Registering and Requesting an Absentee Ballot
UOCAVA voters can use the FPCA to register to vote and to request an absentee ballot.
UOCAVA voters may receive a FPCA by mail, e-mail, or fax from their local city or town clerk, or they may go to the FVAP’s New Hampshire-specific FPCA page to print an FPCA.
Your request for your absentee ballot must be received by your city or town clerk’s office by the day before Election Day. For this year’s General Election, that is Monday, November 2, 2020.
For more information, visit the New Hampshire Secretary of State’s UOCAVA “frequently asked questions” page or FVAP’s New Hampshire-specific FPCA page.
Receiving an Absentee Ballot
UOCAVA voters will receive their blank absentee ballots by U.S. mail or electronically.
The ballot must be returned via U.S. mail or commercial carrier by 5:00 p.m. eastern time on Election Day. For this year’s General Election, that is Tuesday, November 3, 2020. The ballot will not be counted if it is transmitted electronically.

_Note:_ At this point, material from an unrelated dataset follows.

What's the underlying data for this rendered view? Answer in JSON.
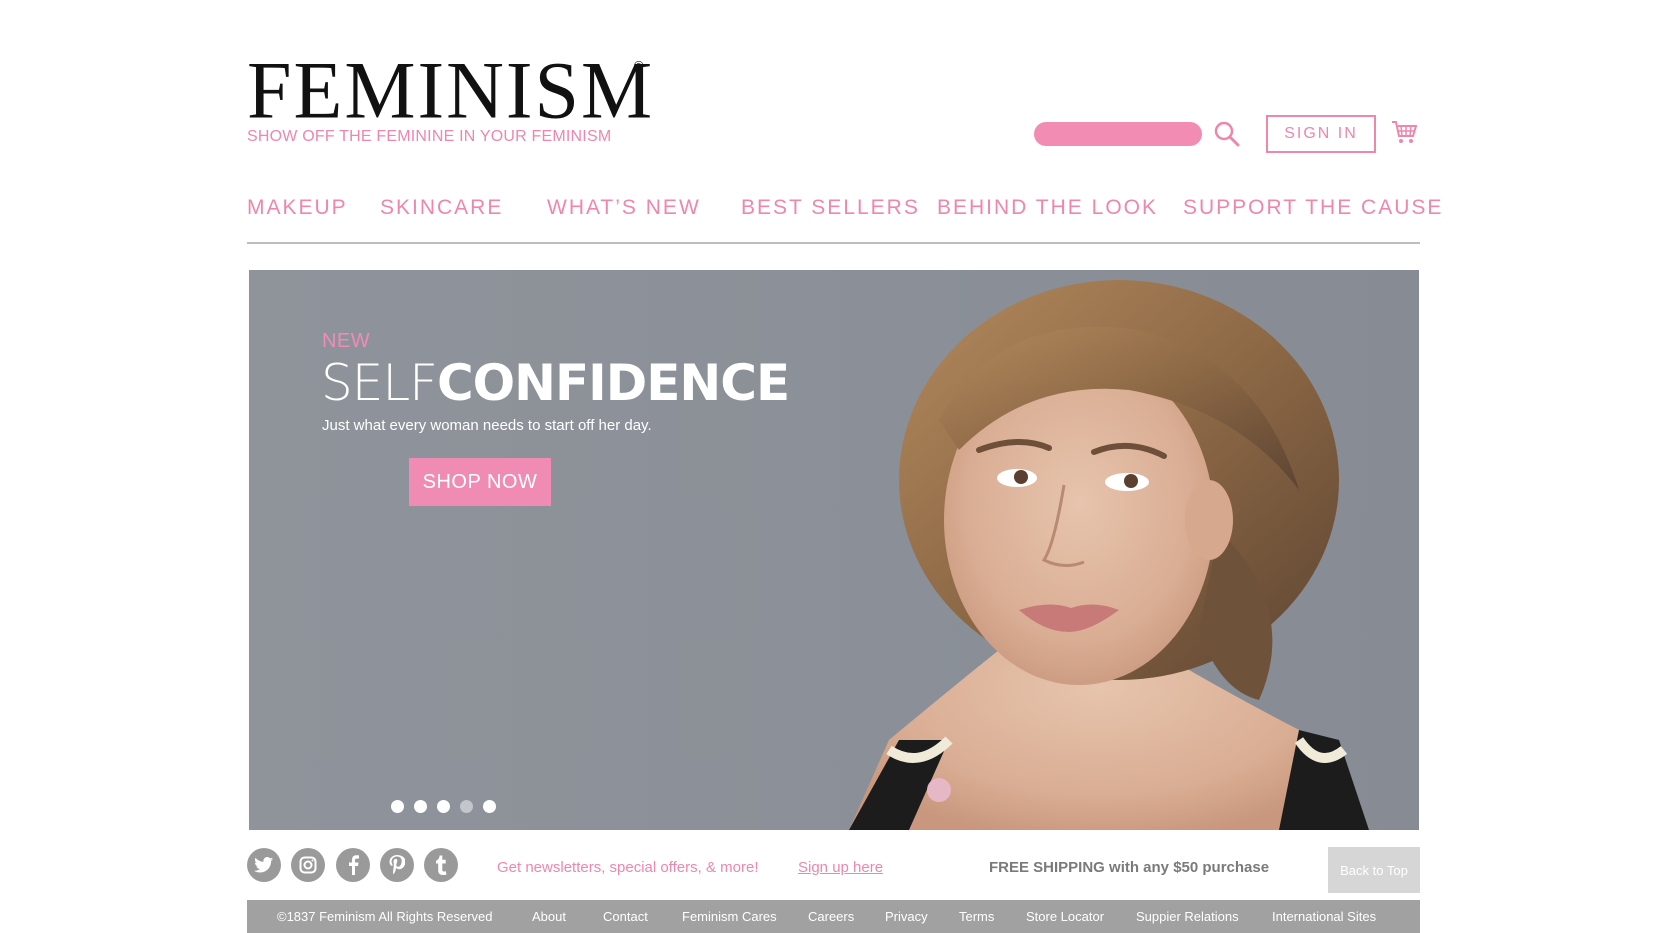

The ballot must be sent to the local town or clerk’s office where the UOCAVA voter is registered to vote.
For more information, visit the New Hampshire Secretary of State’s UOCAVA “frequently asked questions” page or FVAP’s New Hampshire-specific FPCA page.
Federal Write-In Absentee Ballot
The Federal Write-in Absentee Ballot (FWAB) is a back-up ballot that can be used by UOCAVA voters.
The FWAB may only be used to vote for federal offices.
You may use the FWAB regardless of whether you are located domestically or outside the United States, (including APO and FPO addresses), provided that you are away from your voting residence for service-related activities.
If you have already requested a FPCA, the FWAB will be treated as a ballot. However, the registration information that comes with the FWAB can be treated to complete a voter registration as well, if there is a prior signature on a voter registration document from the voter on file. If there is no voter signature on a prior voter registration application on file, the FWAB cannot be counted as a ballot, even if the voter registration material with the FWAB is completed.
Your FWAB must be received through either U.S. mail or commercial carrier by 5:00 p.m. eastern time on Election Day. For this year’s General Election, that is Tuesday, November 3, 2020. The ballot will not be counted if it is transmitted electronically. The ballot must be sent to your local town or clerk’s office.
For more information, visit the New Hampshire Secretary of State’s UOCAVA “frequently asked questions” page or FVAP’s New Hampshire-specific FWAB page.
A person sentenced for a felony may not vote from the time of sentencing until the sentence’s final discharge, unless the execution of sentence is suspended (with or without probation) or the person is paroled. In other words, New Hampshire automatically restores the right to vote to persons with felony convictions upon release from prison, including during parole or probation. RSA 607-A:2; RSA 654:5.
Persons convicted of a felony offense who have been released from prison should check their voter registration to determine whether they have been removed from the checklist. Supervisors of the Checklist regularly receive information from the Secretary of State about voters who have been convicted of felony offenses and they remove voters from the checklist if they are still serving their felony sentence in prison. If the voter has been removed from the checklist for this reason, the voter will need to register again following their release from prison.
Persons confined in a penal institution in pre-trial detention or as a result of a conviction for a misdemeanor retain the right to vote. Most people sentenced to County Corrections fall in this category. Their domicile for voting purposes is the town or city where they had their domicile immediately prior to being confined. Persons confined in a penal institution must vote by absentee ballot. RSA 654:2- a.